§ **Task instructions**: Return the lines below in which the string "JSON" occurs.
>>>
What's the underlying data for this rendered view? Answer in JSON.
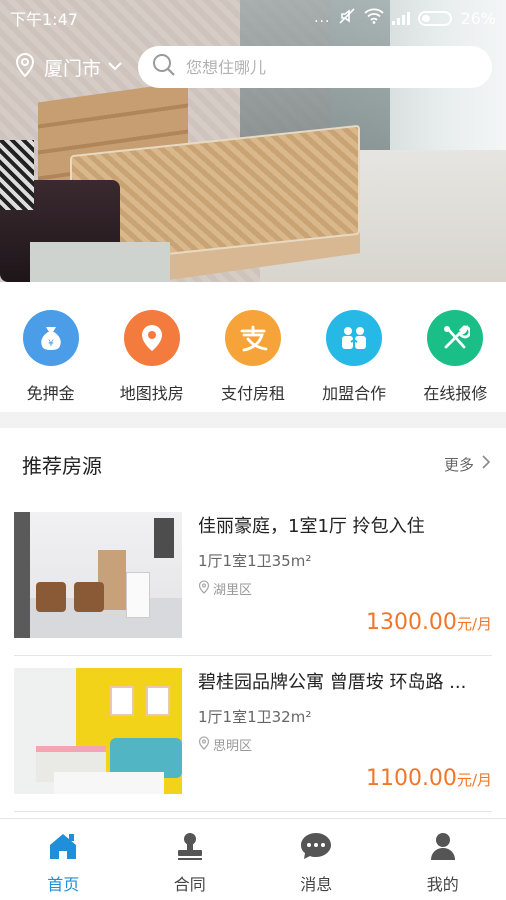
{
  "status_bar": {
    "time": "下午1:47",
    "more": "...",
    "battery": "26%"
  },
  "header": {
    "city": "厦门市",
    "search_placeholder": "您想住哪儿"
  },
  "quick_actions": [
    {
      "label": "免押金",
      "icon": "money-bag-icon",
      "color": "#4a9de6"
    },
    {
      "label": "地图找房",
      "icon": "location-pin-icon",
      "color": "#f47b3e"
    },
    {
      "label": "支付房租",
      "icon": "alipay-icon",
      "color": "#f6a43a"
    },
    {
      "label": "加盟合作",
      "icon": "partners-icon",
      "color": "#27b9e6"
    },
    {
      "label": "在线报修",
      "icon": "repair-tools-icon",
      "color": "#19bf86"
    }
  ],
  "recommend": {
    "title": "推荐房源",
    "more": "更多",
    "listings": [
      {
        "title": "佳丽豪庭，1室1厅 拎包入住",
        "spec": "1厅1室1卫35m²",
        "district": "湖里区",
        "price": "1300.00",
        "unit": "元/月"
      },
      {
        "title": "碧桂园品牌公寓 曾厝垵 环岛路 ...",
        "spec": "1厅1室1卫32m²",
        "district": "思明区",
        "price": "1100.00",
        "unit": "元/月"
      }
    ]
  },
  "tabbar": [
    {
      "label": "首页",
      "icon": "home-icon",
      "active": true
    },
    {
      "label": "合同",
      "icon": "stamp-icon",
      "active": false
    },
    {
      "label": "消息",
      "icon": "message-icon",
      "active": false
    },
    {
      "label": "我的",
      "icon": "user-icon",
      "active": false
    }
  ],
  "colors": {
    "accent": "#1e8fd8",
    "price": "#f0772a"
  }
}
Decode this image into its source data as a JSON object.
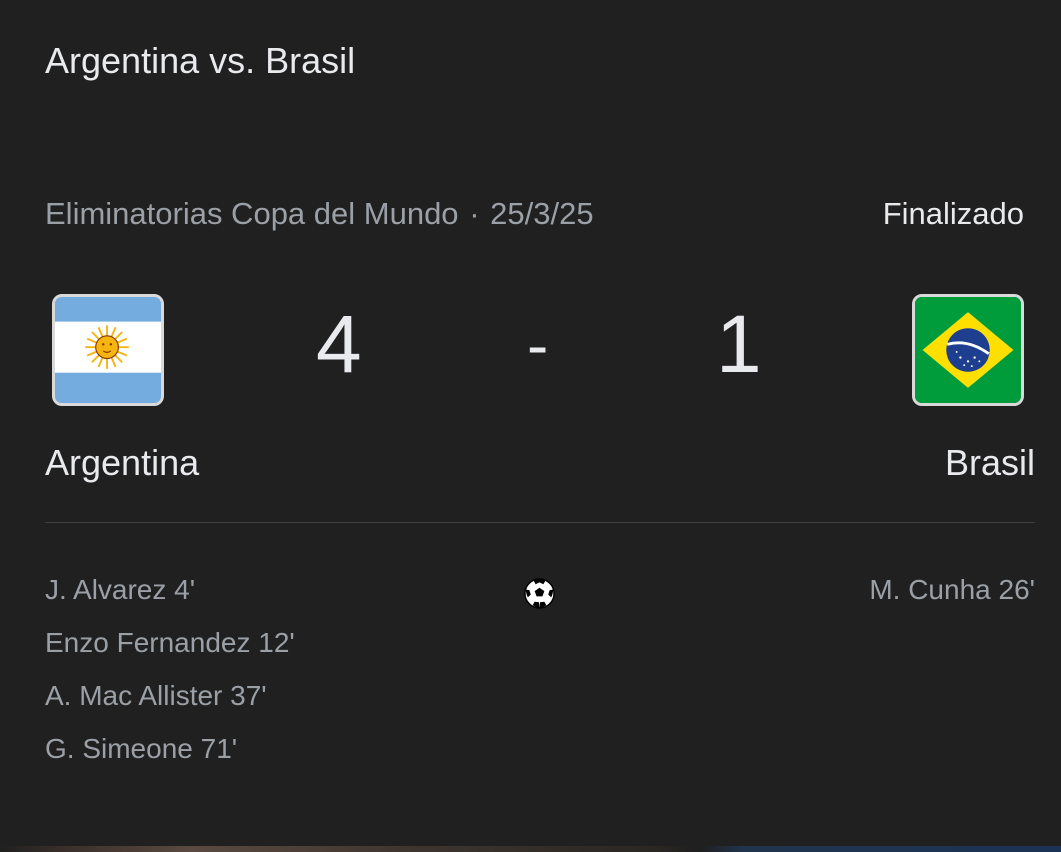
{
  "header": {
    "title": "Argentina vs. Brasil"
  },
  "match": {
    "competition": "Eliminatorias Copa del Mundo",
    "separator": "·",
    "date": "25/3/25",
    "status": "Finalizado",
    "home": {
      "name": "Argentina",
      "score": "4",
      "flag_icon": "argentina-flag-icon",
      "scorers": [
        "J. Alvarez 4'",
        "Enzo Fernandez 12'",
        "A. Mac Allister 37'",
        "G. Simeone 71'"
      ]
    },
    "away": {
      "name": "Brasil",
      "score": "1",
      "flag_icon": "brazil-flag-icon",
      "scorers": [
        "M. Cunha 26'"
      ]
    },
    "score_separator": "-",
    "goal_icon": "soccer-ball-icon"
  },
  "colors": {
    "background": "#202020",
    "primary_text": "#e8eaed",
    "secondary_text": "#9aa0a6",
    "divider": "#3c4043"
  }
}
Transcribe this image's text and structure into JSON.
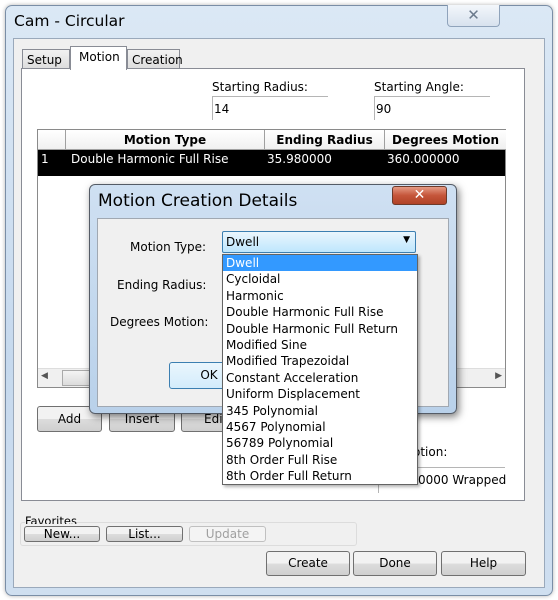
{
  "window": {
    "title": "Cam - Circular",
    "close_icon": "close-icon"
  },
  "tabs": [
    {
      "label": "Setup"
    },
    {
      "label": "Motion",
      "active": true
    },
    {
      "label": "Creation"
    }
  ],
  "motion": {
    "starting_radius_label": "Starting Radius:",
    "starting_radius": "14",
    "starting_angle_label": "Starting Angle:",
    "starting_angle": "90",
    "table": {
      "columns": [
        "",
        "Motion Type",
        "Ending Radius",
        "Degrees Motion"
      ],
      "rows": [
        [
          "1",
          "Double Harmonic Full Rise",
          "35.980000",
          "360.000000"
        ]
      ]
    },
    "buttons": {
      "add": "Add",
      "insert": "Insert",
      "edit": "Edi"
    },
    "total_label_partial": "otion:",
    "total_value_partial": "0000 Wrapped"
  },
  "favorites": {
    "label": "Favorites",
    "new": "New...",
    "list": "List...",
    "update": "Update"
  },
  "footer": {
    "create": "Create",
    "done": "Done",
    "help": "Help"
  },
  "dialog": {
    "title": "Motion Creation Details",
    "motion_type_label": "Motion Type:",
    "ending_radius_label": "Ending Radius:",
    "degrees_motion_label": "Degrees Motion:",
    "ok": "OK",
    "selected": "Dwell",
    "options": [
      "Dwell",
      "Cycloidal",
      "Harmonic",
      "Double Harmonic Full Rise",
      "Double Harmonic Full Return",
      "Modified Sine",
      "Modified Trapezoidal",
      "Constant Acceleration",
      "Uniform Displacement",
      "345 Polynomial",
      "4567 Polynomial",
      "56789 Polynomial",
      "8th Order Full Rise",
      "8th Order Full Return"
    ]
  },
  "colors": {
    "selection": "#3399ff",
    "dialog_close": "#c5553a"
  }
}
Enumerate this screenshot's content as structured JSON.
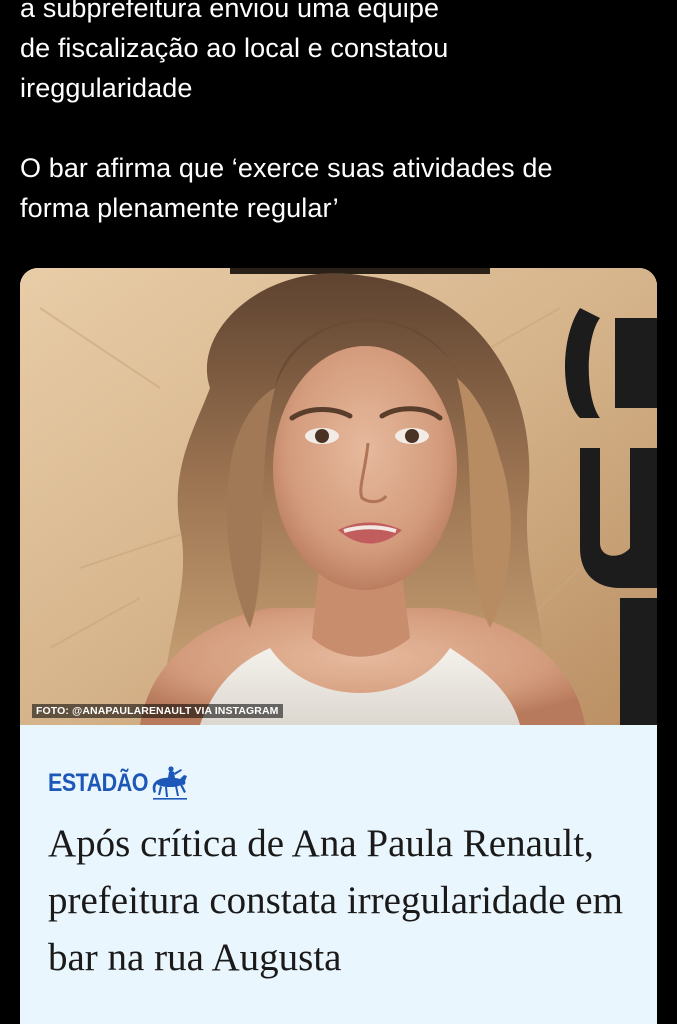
{
  "tweet": {
    "paragraph_1": "a subprefeitura enviou uma equipe\nde fiscalização ao local e constatou\nireggularidade",
    "paragraph_2": "O bar afirma que ‘exerce suas atividades de\nforma plenamente regular’"
  },
  "link_card": {
    "photo_credit": "FOTO: @ANAPAULARENAULT VIA INSTAGRAM",
    "source_name": "ESTADÃO",
    "source_logo_icon": "horse-rider-icon",
    "headline": "Após crítica de Ana Paula Renault, prefeitura constata irregularidade em bar na rua Augusta",
    "colors": {
      "card_background": "#eaf6fd",
      "brand_blue": "#1d57b8",
      "headline_text": "#1a1a1a"
    }
  }
}
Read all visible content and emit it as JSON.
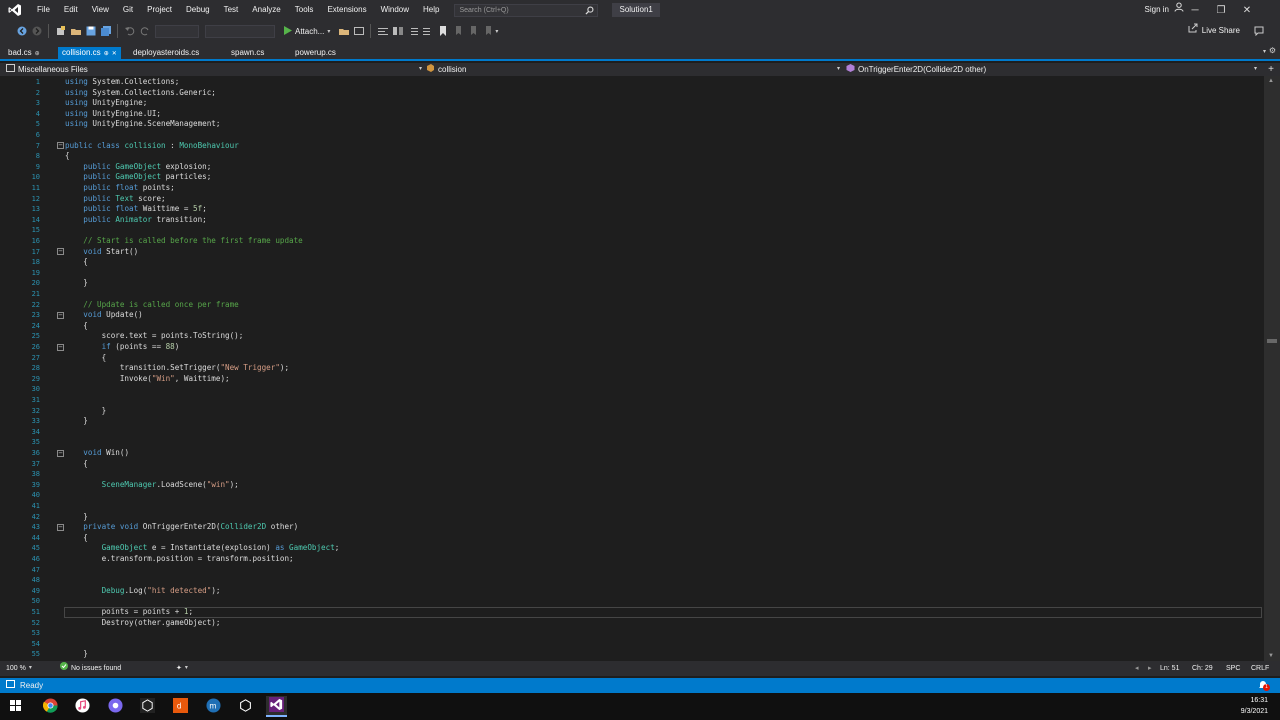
{
  "menu": {
    "items": [
      "File",
      "Edit",
      "View",
      "Git",
      "Project",
      "Debug",
      "Test",
      "Analyze",
      "Tools",
      "Extensions",
      "Window",
      "Help"
    ],
    "search_placeholder": "Search (Ctrl+Q)",
    "solution": "Solution1",
    "signin": "Sign in"
  },
  "toolbar": {
    "attach_label": "Attach...",
    "liveshare_label": "Live Share"
  },
  "tabs": [
    {
      "label": "bad.cs",
      "active": false
    },
    {
      "label": "collision.cs",
      "active": true
    },
    {
      "label": "deployasteroids.cs",
      "active": false
    },
    {
      "label": "spawn.cs",
      "active": false
    },
    {
      "label": "powerup.cs",
      "active": false
    }
  ],
  "navbar": {
    "project": "Miscellaneous Files",
    "class": "collision",
    "member": "OnTriggerEnter2D(Collider2D other)"
  },
  "editor": {
    "current_line": 51,
    "lines": [
      "using System.Collections;",
      "using System.Collections.Generic;",
      "using UnityEngine;",
      "using UnityEngine.UI;",
      "using UnityEngine.SceneManagement;",
      "",
      "public class collision : MonoBehaviour",
      "{",
      "    public GameObject explosion;",
      "    public GameObject particles;",
      "    public float points;",
      "    public Text score;",
      "    public float Waittime = 5f;",
      "    public Animator transition;",
      "",
      "    // Start is called before the first frame update",
      "    void Start()",
      "    {",
      "",
      "    }",
      "",
      "    // Update is called once per frame",
      "    void Update()",
      "    {",
      "        score.text = points.ToString();",
      "        if (points == 88)",
      "        {",
      "            transition.SetTrigger(\"New Trigger\");",
      "            Invoke(\"Win\", Waittime);",
      "",
      "",
      "        }",
      "    }",
      "",
      "",
      "    void Win()",
      "    {",
      "",
      "        SceneManager.LoadScene(\"win\");",
      "",
      "",
      "    }",
      "    private void OnTriggerEnter2D(Collider2D other)",
      "    {",
      "        GameObject e = Instantiate(explosion) as GameObject;",
      "        e.transform.position = transform.position;",
      "",
      "",
      "        Debug.Log(\"hit detected\");",
      "",
      "        points = points + 1;",
      "        Destroy(other.gameObject);",
      "",
      "",
      "    }"
    ]
  },
  "editor_status": {
    "zoom": "100 %",
    "issues": "No issues found",
    "ln": "Ln: 51",
    "ch": "Ch: 29",
    "spc": "SPC",
    "crlf": "CRLF"
  },
  "status": {
    "ready": "Ready",
    "notif_count": "1"
  },
  "taskbar": {
    "time": "16:31",
    "date": "9/3/2021"
  },
  "colors": {
    "accent": "#007acc",
    "keyword": "#569cd6",
    "type": "#4ec9b0",
    "string": "#d69d85",
    "comment": "#57a64a",
    "line_number": "#2b91af"
  }
}
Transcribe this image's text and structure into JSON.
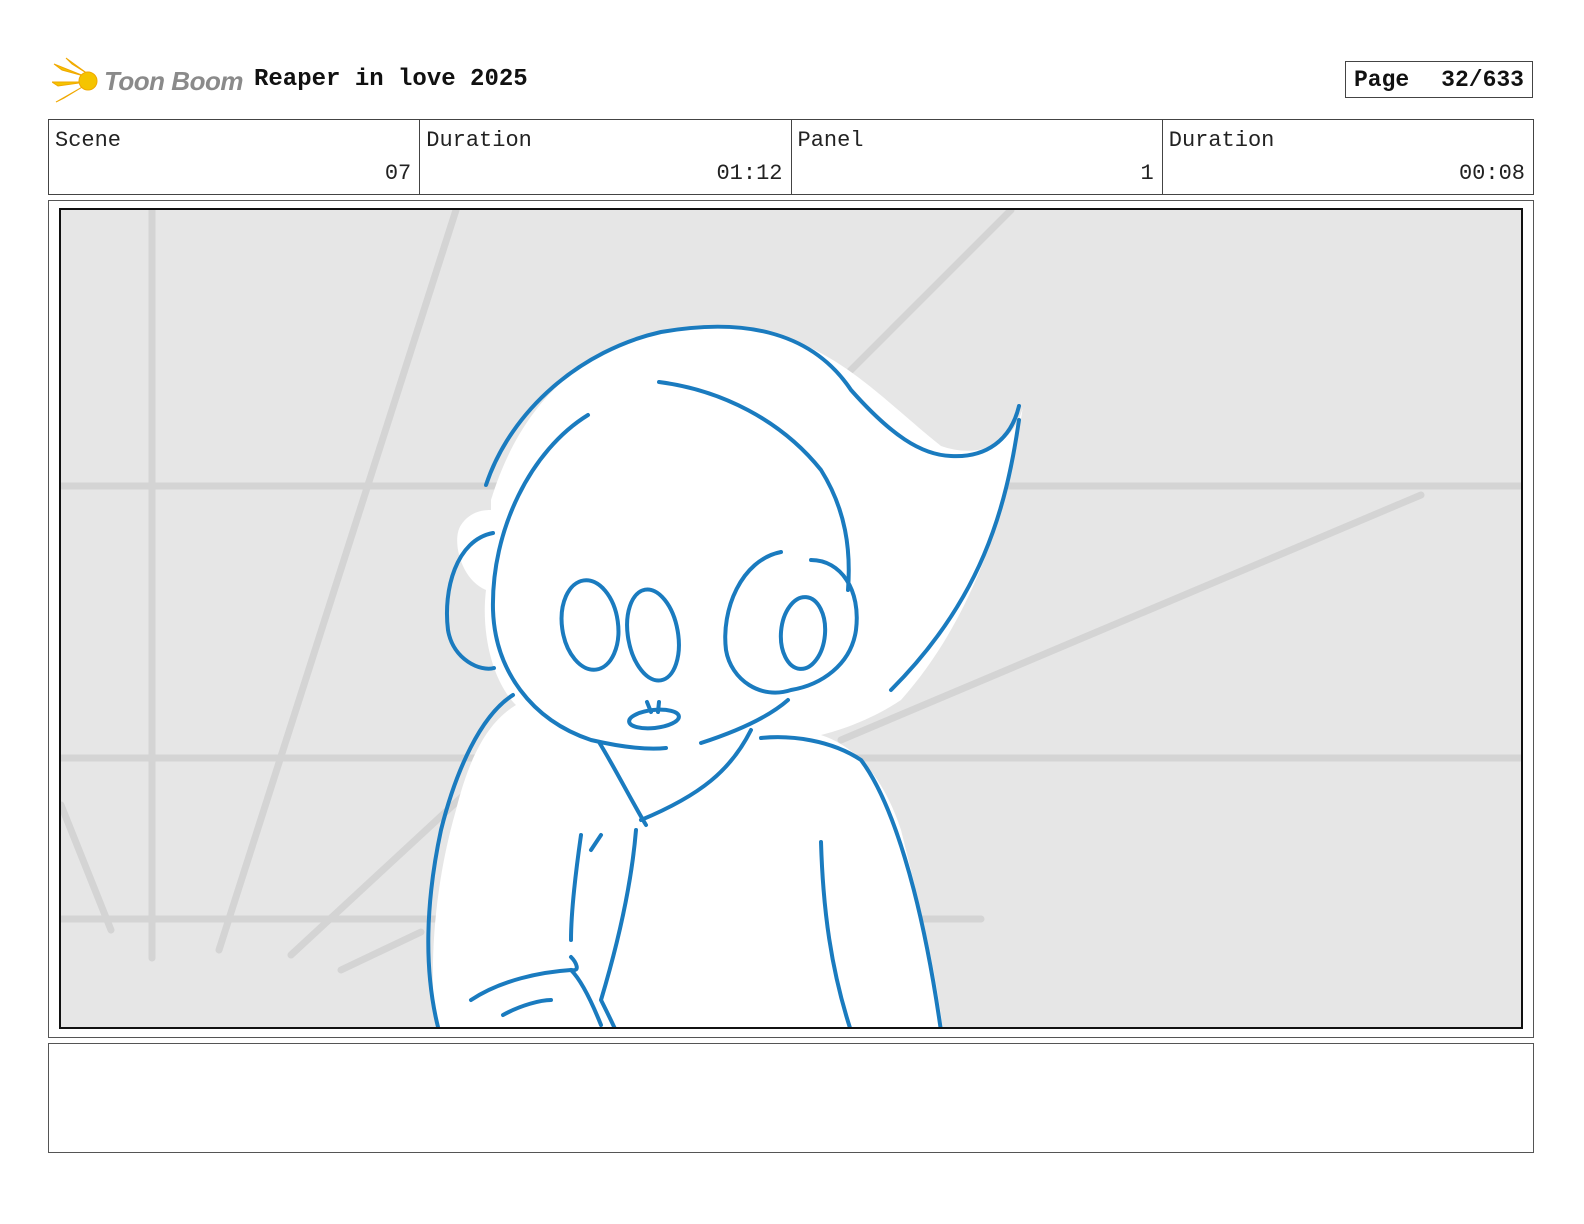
{
  "header": {
    "logo_text": "Toon Boom",
    "project_title": "Reaper in love 2025",
    "page_label": "Page",
    "page_value": "32/633"
  },
  "info": {
    "scene_label": "Scene",
    "scene_value": "07",
    "scene_duration_label": "Duration",
    "scene_duration_value": "01:12",
    "panel_label": "Panel",
    "panel_value": "1",
    "panel_duration_label": "Duration",
    "panel_duration_value": "00:08"
  },
  "colors": {
    "sketch_line": "#1a7bbf",
    "background_fill": "#e6e6e6",
    "guide_lines": "#d4d4d4",
    "logo_yellow": "#f5c400"
  },
  "notes": ""
}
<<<
§ **Written reply**:
What's the underlying data for this rendered view? Answer in JSON.
Decode this image into its source data as a JSON object.
Transcribe this image's text and structure into JSON.
Enumerate this screenshot's content as structured JSON.
Read all visible content and emit it as JSON.
Transcribe this image's text and structure into JSON.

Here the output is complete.